London Gatwick Airport will begin a public consultation on September 9, 2021 to discuss putting its existing northern runway into routine use alongside its main runway.
The scheme will help secure the airport’s long-term growth, creating approximately 18,400 additional jobs by 2038 and generating an estimated £1.5bn (US$2bn) for the region. The proposed plans would reposition the second runway by moving its center line 12m further north. This would enable dual runway operations with the airport’s main runway.
A second runway would add resilience to Gatwick’s operations (reducing delays and congestion), bring new global connections and allow an increase in passenger capacity to approximately 75 million passengers per year by 2038.

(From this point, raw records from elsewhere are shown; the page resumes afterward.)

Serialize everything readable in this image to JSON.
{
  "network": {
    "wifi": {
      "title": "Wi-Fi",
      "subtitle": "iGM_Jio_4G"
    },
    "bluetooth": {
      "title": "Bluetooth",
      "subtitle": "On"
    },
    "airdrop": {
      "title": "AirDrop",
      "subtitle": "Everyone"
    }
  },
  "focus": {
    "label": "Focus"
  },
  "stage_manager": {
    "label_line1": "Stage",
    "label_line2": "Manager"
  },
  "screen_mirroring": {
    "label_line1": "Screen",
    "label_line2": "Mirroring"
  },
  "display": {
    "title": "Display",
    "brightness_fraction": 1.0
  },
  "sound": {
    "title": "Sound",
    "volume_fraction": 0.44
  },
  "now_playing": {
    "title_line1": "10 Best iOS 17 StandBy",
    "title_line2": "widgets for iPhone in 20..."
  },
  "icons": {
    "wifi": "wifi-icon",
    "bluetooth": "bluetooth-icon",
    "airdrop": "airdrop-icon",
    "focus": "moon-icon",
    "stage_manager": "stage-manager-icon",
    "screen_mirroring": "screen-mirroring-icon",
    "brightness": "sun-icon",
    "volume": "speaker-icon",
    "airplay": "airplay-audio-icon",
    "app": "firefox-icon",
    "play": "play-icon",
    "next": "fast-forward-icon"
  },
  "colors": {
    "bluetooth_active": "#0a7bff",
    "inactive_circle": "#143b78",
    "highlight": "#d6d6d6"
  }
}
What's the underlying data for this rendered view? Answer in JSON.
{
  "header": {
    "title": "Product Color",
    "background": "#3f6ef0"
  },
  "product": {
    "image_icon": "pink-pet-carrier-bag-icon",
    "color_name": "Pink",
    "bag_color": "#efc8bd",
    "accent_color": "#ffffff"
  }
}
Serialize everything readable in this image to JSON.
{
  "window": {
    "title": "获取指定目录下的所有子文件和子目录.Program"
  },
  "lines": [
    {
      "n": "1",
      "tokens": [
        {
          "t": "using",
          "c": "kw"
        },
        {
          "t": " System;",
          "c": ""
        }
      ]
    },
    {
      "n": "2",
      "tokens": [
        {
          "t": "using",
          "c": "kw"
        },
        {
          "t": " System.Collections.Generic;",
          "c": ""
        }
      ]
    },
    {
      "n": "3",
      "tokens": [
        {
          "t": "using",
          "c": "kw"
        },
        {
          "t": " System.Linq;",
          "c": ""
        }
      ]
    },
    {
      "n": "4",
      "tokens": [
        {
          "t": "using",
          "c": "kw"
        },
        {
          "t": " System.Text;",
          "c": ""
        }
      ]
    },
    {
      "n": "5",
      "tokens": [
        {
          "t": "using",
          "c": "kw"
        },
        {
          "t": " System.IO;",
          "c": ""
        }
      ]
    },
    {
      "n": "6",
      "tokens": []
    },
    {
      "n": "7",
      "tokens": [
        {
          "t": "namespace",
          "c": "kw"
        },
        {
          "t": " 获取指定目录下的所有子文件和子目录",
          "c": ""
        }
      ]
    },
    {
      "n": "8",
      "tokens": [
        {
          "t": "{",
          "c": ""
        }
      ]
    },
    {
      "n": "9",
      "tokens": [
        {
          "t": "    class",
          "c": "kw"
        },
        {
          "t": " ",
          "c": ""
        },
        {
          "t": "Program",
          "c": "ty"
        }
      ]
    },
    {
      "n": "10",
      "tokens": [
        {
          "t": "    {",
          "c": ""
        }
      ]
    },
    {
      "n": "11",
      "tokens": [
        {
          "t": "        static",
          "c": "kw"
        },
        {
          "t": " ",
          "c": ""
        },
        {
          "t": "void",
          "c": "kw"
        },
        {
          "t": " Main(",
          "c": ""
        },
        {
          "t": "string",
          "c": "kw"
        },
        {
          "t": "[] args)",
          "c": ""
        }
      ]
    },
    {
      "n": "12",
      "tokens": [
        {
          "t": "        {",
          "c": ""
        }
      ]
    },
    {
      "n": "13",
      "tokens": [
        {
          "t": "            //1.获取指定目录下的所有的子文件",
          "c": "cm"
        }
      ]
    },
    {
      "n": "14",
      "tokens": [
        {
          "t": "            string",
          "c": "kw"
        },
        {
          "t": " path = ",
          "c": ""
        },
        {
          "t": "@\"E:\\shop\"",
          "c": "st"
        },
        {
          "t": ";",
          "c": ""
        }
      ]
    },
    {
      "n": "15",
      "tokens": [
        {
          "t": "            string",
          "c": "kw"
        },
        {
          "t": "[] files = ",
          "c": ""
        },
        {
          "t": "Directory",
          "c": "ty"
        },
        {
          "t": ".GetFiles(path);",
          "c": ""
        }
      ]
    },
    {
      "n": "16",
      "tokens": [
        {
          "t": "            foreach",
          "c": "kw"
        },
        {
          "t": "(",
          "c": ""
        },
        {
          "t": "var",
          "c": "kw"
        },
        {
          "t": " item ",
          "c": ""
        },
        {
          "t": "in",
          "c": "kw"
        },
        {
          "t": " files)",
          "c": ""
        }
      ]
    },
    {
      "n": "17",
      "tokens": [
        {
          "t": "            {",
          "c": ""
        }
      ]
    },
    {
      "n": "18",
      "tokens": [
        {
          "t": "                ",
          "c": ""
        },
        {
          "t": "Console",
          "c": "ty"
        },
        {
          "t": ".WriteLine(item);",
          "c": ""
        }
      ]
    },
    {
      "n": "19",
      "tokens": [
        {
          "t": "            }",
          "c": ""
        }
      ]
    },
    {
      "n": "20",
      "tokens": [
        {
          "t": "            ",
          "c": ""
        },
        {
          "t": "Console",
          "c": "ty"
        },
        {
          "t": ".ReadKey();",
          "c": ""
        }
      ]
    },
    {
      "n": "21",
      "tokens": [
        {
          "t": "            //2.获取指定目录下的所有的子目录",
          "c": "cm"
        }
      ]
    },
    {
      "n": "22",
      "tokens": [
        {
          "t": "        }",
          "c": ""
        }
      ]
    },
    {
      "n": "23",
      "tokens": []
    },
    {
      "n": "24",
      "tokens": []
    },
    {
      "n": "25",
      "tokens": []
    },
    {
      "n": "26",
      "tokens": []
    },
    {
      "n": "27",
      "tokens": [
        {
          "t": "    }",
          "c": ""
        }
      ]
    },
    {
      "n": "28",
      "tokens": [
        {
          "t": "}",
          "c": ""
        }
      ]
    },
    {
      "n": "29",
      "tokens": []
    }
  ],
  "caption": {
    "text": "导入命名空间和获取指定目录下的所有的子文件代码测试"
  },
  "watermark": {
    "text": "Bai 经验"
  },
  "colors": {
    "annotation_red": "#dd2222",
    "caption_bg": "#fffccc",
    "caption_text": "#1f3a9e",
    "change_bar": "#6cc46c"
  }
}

As the proposed northern runway plans are considered a Nationally Significant Infrastructure Project, the airport plans to apply for a Development Consent Order (DCO) to build and operate the scheme. Before the application is submitted, Gatwick will run a 12-week public consultation for anyone who is interested in reviewing or commenting on the proposals.
Stewart Wingate, CEO of Gatwick Airport, said, “While we are currently experiencing low passenger and air traffic volumes due to the global pandemic, we are confident that Gatwick will not only fully recover to previous passenger levels, but has the potential to continue to grow back into one of Europe’s premier airports. Our plans to bring our existing northern runway into routine use will not only help to secure that growth but will also ensure many thousands of additional jobs and a vital boost to the economy for our local region.
“We would like to hear views from local people and interested groups on the proposed Northern Runway Project as part of our comprehensive public consultation process, and encourage everyone to take time to review our plans.
“Aside from the economic benefits our plans will have, we remain committed to our sustainability goals. Our northern runway plans are designed to be a low-impact way of unlocking new capacity from our existing infrastructure, much of which is already in place.”